Leaf Appearance: dark, long and slightly twisted
Steep time: 1 minute
Water Temperature: 194 degrees
Preparation Method: porcelain gaiwan
Liquor: bright gold
Phil and Zhen of Zhen Tea kindly gifted me a sample of this unusual tea when I ran into them at World Tea Expo. It is an oddball in that it is a Chinese green tea that was processed using a resurrected steaming method from the days of Lu Yu. We usually think of processing methods as the main difference between Chinese and Japanese green teas. It is important to keep in mind that the steaming method we associate with Japanese teas like sencha originated from China, along with the tea plant itself.
The dry leaves were surprisingly dark, especially for a green tea. A bit more green was visible once I placed them under my bright photography lights. There were some stems, but they were mostly whole with a long, slightly twisted shape. They had a slightly sweet aroma with a floral aspect that I couldn’t quite put my finger on. Zhen Tea describes the smell as pastry-like, and I could definitely see that connection. Maybe fresh brioche or croissants?
Following Zhen Tea’s recommendations, I prepared this tea gongfu style in my glass gaiwan. I was glad that I chose that particular vessel because this was a really beautiful tea to look at. The leaves opened up quite a bit, revealing saw tooth edges and thin buds in a rainbow of greens. My lid had the same indistinct floral aroma that I had experienced from the dry tea.
Jie Cha brewed up a bright gold color with tons of trichomes (the little hairs that tea buds are covered in) visible in my cup. I took notice of the super soft mouthfeel even before truly tasting the tea. There was the slightest hint of astringency, but that faded into a sweet, nutty cup of tea. There was none of the grassiness that you expect from a green tea. So much so that I was reminded of a yellow tea in that respect. The overall effect was very refreshing, like taking a sip of cool spring water.
This tea is on the more expensive side because it is so rare. I am grateful for the chance to try it. Thank you, Phil and Zhen! You will not find Jie Cha from any other western facing tea vendor that I know of. Give it a try if you are a fan of yellow teas or softer, more delicate Chinese greens like Anji Bai Cha.

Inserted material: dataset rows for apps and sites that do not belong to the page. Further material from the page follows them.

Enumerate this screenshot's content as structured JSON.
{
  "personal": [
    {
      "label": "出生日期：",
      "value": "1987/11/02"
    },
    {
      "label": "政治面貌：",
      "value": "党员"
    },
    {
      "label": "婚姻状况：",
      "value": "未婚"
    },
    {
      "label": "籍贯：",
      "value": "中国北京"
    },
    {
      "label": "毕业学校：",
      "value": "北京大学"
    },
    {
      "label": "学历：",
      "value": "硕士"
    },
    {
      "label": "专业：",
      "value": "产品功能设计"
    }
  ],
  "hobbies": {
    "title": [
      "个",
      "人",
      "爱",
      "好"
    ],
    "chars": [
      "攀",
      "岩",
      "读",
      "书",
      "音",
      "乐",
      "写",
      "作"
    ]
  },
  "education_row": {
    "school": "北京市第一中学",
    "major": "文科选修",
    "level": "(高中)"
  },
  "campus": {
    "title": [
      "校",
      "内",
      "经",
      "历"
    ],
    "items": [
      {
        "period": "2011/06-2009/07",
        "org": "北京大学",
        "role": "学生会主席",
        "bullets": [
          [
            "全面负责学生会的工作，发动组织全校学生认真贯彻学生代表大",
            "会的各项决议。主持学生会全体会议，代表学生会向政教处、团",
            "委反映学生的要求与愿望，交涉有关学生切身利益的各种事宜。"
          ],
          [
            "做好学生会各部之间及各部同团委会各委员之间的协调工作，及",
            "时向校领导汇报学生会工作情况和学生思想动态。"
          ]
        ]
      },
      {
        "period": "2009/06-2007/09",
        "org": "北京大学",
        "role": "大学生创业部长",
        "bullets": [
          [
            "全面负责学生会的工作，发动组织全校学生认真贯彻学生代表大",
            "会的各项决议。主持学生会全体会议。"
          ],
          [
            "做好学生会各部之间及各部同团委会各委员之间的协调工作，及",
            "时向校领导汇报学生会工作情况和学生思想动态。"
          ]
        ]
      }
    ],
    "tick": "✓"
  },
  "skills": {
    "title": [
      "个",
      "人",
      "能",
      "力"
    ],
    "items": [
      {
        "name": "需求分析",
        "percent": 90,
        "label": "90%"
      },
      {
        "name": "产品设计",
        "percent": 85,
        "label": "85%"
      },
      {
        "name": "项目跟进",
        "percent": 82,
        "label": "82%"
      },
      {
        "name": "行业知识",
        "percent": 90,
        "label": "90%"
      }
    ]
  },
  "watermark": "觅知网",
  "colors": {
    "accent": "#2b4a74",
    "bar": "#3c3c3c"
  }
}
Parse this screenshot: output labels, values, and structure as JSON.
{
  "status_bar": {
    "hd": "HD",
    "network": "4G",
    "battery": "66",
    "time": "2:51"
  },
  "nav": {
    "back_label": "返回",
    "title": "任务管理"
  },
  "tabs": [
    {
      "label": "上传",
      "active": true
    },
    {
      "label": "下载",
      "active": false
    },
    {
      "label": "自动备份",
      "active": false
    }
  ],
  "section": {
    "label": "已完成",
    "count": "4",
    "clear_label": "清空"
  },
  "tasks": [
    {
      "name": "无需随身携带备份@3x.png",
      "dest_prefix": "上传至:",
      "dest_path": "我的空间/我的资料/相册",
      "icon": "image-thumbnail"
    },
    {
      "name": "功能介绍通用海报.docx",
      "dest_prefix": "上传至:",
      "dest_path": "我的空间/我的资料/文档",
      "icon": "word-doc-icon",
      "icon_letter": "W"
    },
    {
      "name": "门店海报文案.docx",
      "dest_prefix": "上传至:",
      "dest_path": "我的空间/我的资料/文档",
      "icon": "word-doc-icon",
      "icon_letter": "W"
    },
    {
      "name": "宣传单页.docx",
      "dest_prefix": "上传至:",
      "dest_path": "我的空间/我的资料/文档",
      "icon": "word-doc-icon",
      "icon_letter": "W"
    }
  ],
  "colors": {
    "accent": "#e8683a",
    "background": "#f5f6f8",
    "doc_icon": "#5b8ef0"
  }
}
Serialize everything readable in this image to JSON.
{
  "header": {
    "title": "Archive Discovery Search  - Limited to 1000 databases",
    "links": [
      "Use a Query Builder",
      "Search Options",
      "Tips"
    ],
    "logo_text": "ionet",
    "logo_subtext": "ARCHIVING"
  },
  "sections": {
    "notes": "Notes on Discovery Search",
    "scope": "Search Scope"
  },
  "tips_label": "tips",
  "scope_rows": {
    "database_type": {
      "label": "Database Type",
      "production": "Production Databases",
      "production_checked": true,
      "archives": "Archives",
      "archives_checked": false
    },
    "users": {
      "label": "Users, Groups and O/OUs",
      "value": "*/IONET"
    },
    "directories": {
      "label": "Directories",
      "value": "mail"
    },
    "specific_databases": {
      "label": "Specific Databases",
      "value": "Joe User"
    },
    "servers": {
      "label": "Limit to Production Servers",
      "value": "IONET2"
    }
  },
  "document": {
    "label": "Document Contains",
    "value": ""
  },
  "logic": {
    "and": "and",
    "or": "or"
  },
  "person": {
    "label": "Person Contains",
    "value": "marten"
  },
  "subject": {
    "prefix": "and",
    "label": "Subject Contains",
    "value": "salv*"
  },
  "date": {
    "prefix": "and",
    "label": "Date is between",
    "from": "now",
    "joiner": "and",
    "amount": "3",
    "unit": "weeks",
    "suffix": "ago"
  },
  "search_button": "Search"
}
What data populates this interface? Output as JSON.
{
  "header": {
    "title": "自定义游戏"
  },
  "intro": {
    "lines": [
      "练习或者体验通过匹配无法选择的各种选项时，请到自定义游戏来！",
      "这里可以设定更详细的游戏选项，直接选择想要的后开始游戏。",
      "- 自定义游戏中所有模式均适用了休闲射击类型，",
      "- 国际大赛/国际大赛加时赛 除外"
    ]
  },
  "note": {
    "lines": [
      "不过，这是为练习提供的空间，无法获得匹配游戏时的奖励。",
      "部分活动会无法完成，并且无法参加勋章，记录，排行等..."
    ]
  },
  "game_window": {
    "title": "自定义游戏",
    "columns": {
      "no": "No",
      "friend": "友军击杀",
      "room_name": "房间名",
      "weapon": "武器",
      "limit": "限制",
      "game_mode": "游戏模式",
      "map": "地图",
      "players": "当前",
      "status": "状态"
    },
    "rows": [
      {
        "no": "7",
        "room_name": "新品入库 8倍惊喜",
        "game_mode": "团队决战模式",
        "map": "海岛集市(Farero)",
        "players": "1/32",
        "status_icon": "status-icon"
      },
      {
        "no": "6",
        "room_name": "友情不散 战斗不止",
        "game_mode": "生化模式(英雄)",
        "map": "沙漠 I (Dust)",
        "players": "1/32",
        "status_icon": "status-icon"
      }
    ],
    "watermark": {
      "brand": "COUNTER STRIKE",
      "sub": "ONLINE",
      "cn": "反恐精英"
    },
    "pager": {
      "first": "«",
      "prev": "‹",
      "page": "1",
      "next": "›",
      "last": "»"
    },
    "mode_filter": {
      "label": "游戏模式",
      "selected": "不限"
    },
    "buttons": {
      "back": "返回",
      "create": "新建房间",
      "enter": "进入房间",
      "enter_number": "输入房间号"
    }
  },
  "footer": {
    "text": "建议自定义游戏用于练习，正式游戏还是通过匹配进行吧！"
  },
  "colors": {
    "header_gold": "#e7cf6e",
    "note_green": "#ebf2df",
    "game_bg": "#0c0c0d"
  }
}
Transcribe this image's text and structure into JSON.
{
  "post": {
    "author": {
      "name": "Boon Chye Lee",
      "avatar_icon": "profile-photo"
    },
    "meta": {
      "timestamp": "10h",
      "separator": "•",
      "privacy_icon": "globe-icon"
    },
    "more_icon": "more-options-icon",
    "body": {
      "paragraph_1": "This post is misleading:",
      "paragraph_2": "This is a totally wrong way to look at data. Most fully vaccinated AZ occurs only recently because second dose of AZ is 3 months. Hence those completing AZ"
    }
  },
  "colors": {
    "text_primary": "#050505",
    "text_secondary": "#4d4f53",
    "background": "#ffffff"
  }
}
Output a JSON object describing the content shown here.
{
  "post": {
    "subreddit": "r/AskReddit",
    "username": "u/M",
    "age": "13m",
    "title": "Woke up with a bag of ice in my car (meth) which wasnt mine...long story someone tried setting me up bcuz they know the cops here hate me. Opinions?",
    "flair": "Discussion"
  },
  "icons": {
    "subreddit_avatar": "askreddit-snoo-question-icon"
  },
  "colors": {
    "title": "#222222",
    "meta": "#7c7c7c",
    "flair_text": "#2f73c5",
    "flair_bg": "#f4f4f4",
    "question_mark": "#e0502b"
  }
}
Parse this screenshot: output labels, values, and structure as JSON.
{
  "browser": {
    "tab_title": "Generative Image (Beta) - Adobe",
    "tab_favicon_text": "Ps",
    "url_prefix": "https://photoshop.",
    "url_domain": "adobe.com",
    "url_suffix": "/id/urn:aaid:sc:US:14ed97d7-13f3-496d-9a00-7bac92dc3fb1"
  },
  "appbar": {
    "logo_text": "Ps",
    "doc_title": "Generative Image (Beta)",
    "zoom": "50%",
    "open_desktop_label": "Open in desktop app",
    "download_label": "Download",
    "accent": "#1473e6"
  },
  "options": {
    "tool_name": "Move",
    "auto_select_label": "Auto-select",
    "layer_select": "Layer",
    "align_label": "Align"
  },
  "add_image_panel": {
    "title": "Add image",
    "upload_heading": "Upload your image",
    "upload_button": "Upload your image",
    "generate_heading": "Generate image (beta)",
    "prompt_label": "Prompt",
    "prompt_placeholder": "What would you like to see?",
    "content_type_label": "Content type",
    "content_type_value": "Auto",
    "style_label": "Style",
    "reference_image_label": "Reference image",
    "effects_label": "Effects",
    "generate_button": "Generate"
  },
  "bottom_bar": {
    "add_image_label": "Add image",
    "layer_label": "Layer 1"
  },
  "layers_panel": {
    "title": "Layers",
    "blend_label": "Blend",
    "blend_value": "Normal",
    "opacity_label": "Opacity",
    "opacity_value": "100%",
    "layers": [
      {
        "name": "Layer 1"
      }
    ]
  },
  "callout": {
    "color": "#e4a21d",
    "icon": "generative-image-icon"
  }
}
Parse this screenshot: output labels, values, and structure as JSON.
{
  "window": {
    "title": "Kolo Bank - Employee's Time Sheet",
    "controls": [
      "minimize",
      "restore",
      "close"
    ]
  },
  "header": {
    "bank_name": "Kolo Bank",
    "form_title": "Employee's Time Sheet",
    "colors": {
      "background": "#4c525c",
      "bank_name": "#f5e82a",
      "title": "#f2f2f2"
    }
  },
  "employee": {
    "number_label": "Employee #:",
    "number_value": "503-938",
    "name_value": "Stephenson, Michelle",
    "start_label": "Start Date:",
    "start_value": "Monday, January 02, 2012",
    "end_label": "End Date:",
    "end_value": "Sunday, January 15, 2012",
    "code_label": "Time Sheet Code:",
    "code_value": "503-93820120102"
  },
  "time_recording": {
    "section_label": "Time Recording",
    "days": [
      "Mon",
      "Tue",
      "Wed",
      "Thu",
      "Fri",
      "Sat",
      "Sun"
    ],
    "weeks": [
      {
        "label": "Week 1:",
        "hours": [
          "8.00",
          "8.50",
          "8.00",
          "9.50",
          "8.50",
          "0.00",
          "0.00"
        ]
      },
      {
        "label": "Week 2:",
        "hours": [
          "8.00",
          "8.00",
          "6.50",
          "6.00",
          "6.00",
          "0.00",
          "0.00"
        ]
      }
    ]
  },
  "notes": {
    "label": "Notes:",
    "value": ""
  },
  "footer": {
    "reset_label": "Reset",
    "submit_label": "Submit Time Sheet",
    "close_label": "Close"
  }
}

Have you ever tried Jie Cha? Let me know your thoughts in the comments below!